Supreme Court upholds ruling that Central Bank of Cyprus was wrong to liquidate FBME Bank Ltd.

24 August 2018

The Supreme Court of Cyprus has unanimously dismissed an appeal by the Central Bank of Cyprus (“CBC”) and the Resolution Authority against an earlier court decision which ruled that the Central Bank was not legally justified when it attempted to liquidate FBME Bank Ltd registered in Tanzania.There has notably been very little press coverage of this decision, which is in keeping with the negative portrayal of FBME Bank Ltd in the media. We therefore wish to update depositors on this development and confirm that we are doing everything in our power to ensure the return of their deposits.

On 22nd December 2015, the CBC filed an ex–parte application in the District Court of Nicosia seeking an order for the special liquidation and the appointment of a special liquidator against FBME Bank Ltd. This followed the events where the CBC and the Resolution Authority revoked the license of FBME’s Cyprus branch. On 10 May 2017, the District Court of Nicosia ruled that this application was unfounded, as the conditions for the relevant legislation to issue such an order were not met, and it had not been proved that the CBC’s actions and specifically the application to liquidate the Bank served the public interest, contrary to what the CBC attempted to claim.

The Honourable Judge, Ioannides, P.D.J., dismissed the application finding that the CBC failed to prove the legal requirements for the issuance of the said order.

The CBC disputed this judgment and appealed to the Supreme Court of Cyprus, which, on 21 June 2018, unanimously dismissed the CBC’s appeal and awarded costs in favour of FBME and its creditors.
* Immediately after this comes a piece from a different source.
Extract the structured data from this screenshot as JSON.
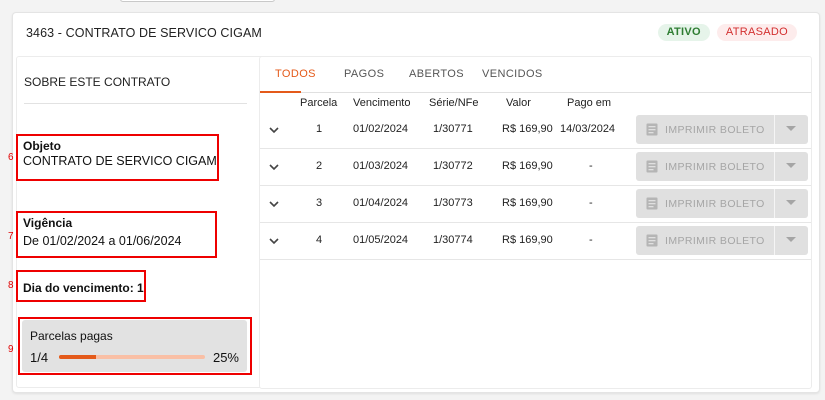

In its unanimous decision the Supreme Court stated that they were in full agreement with the relevant findings of the court of first instance. The correct analysis, as endorsed by the Supreme Court, was as follows:

FBME Bank Ltd could not be subject to liquidation proceedings because it was a foreign bank with a branch in Cyprus (and not a Cypriot bank). This was the case even though more than 90% of its deposits were held at the Cyprus branch; the branch did not have a separate legal personality.
1) The CBC was in no circumstances permitted to grant an operation licence to a foreign bank (in this case to FBME Bank Ltd to allow it to operate the Cyprus branch) if the foreign bank was not already in possession of a licence from its own authorities (in this case the Tanzanian regulator). Consequently, the CBC could not revoke the operation licence granted by Tanzaniawhich was an element of the relevant criteria required in order to liquidate FBME Bank Ltd in Cyprus.
2) The CBC essentially sought to liquidate FBME Bank Ltd, hoping in due course that this would serve the public interest (which is not what the law provided). However, the public interest would not be served by the bank’s liquidation, and nor would liquidation do anything to “restore the good reputation and credibility of the Cyprus Banking System“.
3) FinCEN was not a court of law. Whilst FinCEN had deemed FBME Bank Ltd to be a bank of “primary money laundering concern“, it was clear that there were no findings on behalf of FinCEN to support the view that FBME Bank Ltd was involved in money laundering.

The shareholders of FBME Ltd are pleased that the Supreme Court of Cyprus has vindicated the position they have held since the CBC’s erroneous actions.

 The 10 May 2017 judgment of the District Court of Nicosia, which was upheld, can be found here:

The 21 June 2018 judgment of the Supreme Court of Cyprus has not been uploaded online yet.